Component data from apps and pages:
^^^^^^^^^^^^^^^^
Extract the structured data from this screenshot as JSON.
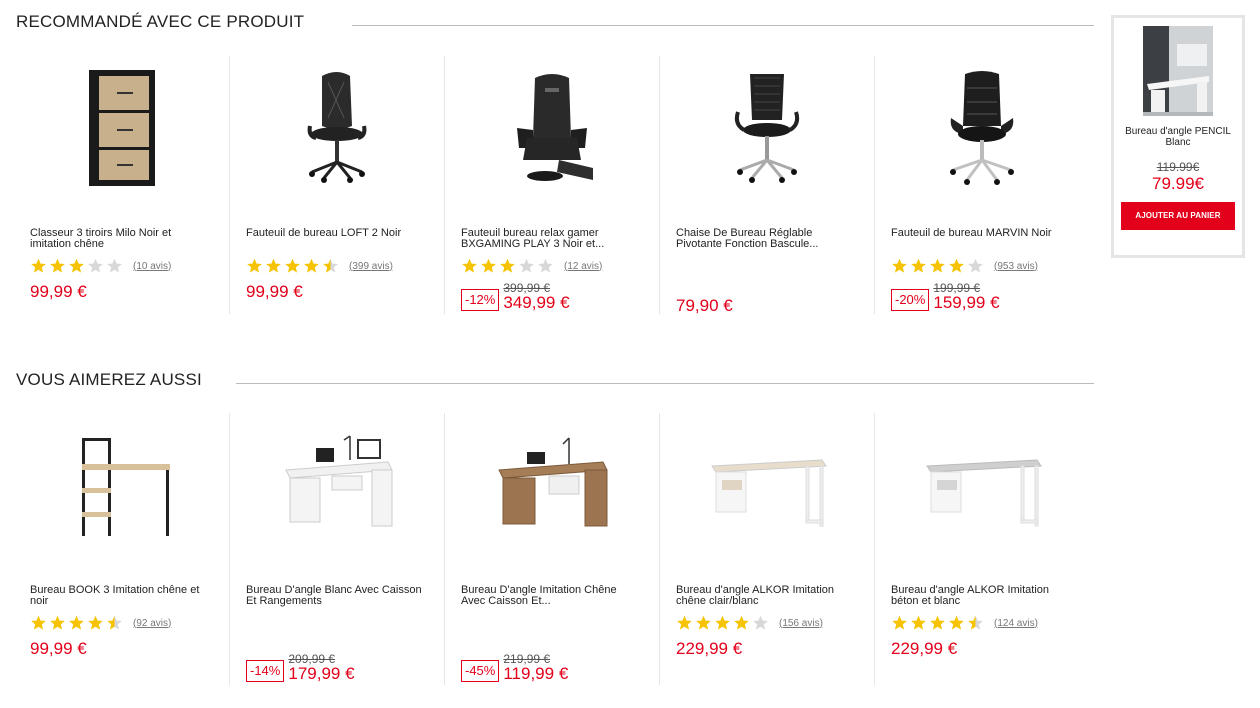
{
  "colors": {
    "accent": "#e2001a",
    "star": "#f5c300",
    "star_empty": "#d8d8d8"
  },
  "section1": {
    "title": "RECOMMANDÉ AVEC CE PRODUIT",
    "products": [
      {
        "name": "Classeur 3 tiroirs Milo Noir et imitation chêne",
        "rating": 3,
        "reviews": "(10 avis)",
        "price": "99,99 €",
        "image_icon": "filing-cabinet-icon"
      },
      {
        "name": "Fauteuil de bureau LOFT 2 Noir",
        "rating": 4.5,
        "reviews": "(399 avis)",
        "price": "99,99 €",
        "image_icon": "office-chair-icon"
      },
      {
        "name": "Fauteuil bureau relax gamer BXGAMING PLAY 3 Noir et...",
        "rating": 3,
        "reviews": "(12 avis)",
        "discount": "-12%",
        "old_price": "399,99 €",
        "price": "349,99 €",
        "image_icon": "gaming-chair-icon"
      },
      {
        "name": "Chaise De Bureau Réglable Pivotante Fonction Bascule...",
        "price": "79,90 €",
        "image_icon": "mesh-chair-icon"
      },
      {
        "name": "Fauteuil de bureau MARVIN Noir",
        "rating": 4,
        "reviews": "(953 avis)",
        "discount": "-20%",
        "old_price": "199,99 €",
        "price": "159,99 €",
        "image_icon": "executive-chair-icon"
      }
    ]
  },
  "section2": {
    "title": "VOUS AIMEREZ AUSSI",
    "products": [
      {
        "name": "Bureau BOOK 3 Imitation chêne et noir",
        "rating": 4.5,
        "reviews": "(92 avis)",
        "price": "99,99 €",
        "image_icon": "desk-shelf-icon"
      },
      {
        "name": "Bureau D'angle Blanc Avec Caisson Et Rangements",
        "discount": "-14%",
        "old_price": "209,99 €",
        "price": "179,99 €",
        "image_icon": "corner-desk-white-icon"
      },
      {
        "name": "Bureau D'angle Imitation Chêne Avec Caisson Et...",
        "discount": "-45%",
        "old_price": "219,99 €",
        "price": "119,99 €",
        "image_icon": "corner-desk-oak-icon"
      },
      {
        "name": "Bureau d'angle ALKOR Imitation chêne clair/blanc",
        "rating": 4,
        "reviews": "(156 avis)",
        "price": "229,99 €",
        "image_icon": "corner-desk-light-icon"
      },
      {
        "name": "Bureau d'angle ALKOR Imitation béton et blanc",
        "rating": 4.5,
        "reviews": "(124 avis)",
        "price": "229,99 €",
        "image_icon": "corner-desk-concrete-icon"
      }
    ]
  },
  "sidebar": {
    "name": "Bureau d'angle PENCIL Blanc",
    "old_price": "119.99€",
    "price": "79.99€",
    "button": "AJOUTER AU PANIER",
    "image_icon": "desk-photo-icon"
  }
}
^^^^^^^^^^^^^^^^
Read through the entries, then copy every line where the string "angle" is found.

        "name": "Bureau D'angle Blanc Avec Caisson Et Rangements",
        "name": "Bureau D'angle Imitation Chêne Avec Caisson Et...",
        "name": "Bureau d'angle ALKOR Imitation chêne clair/blanc",
        "name": "Bureau d'angle ALKOR Imitation béton et blanc",
    "name": "Bureau d'angle PENCIL Blanc",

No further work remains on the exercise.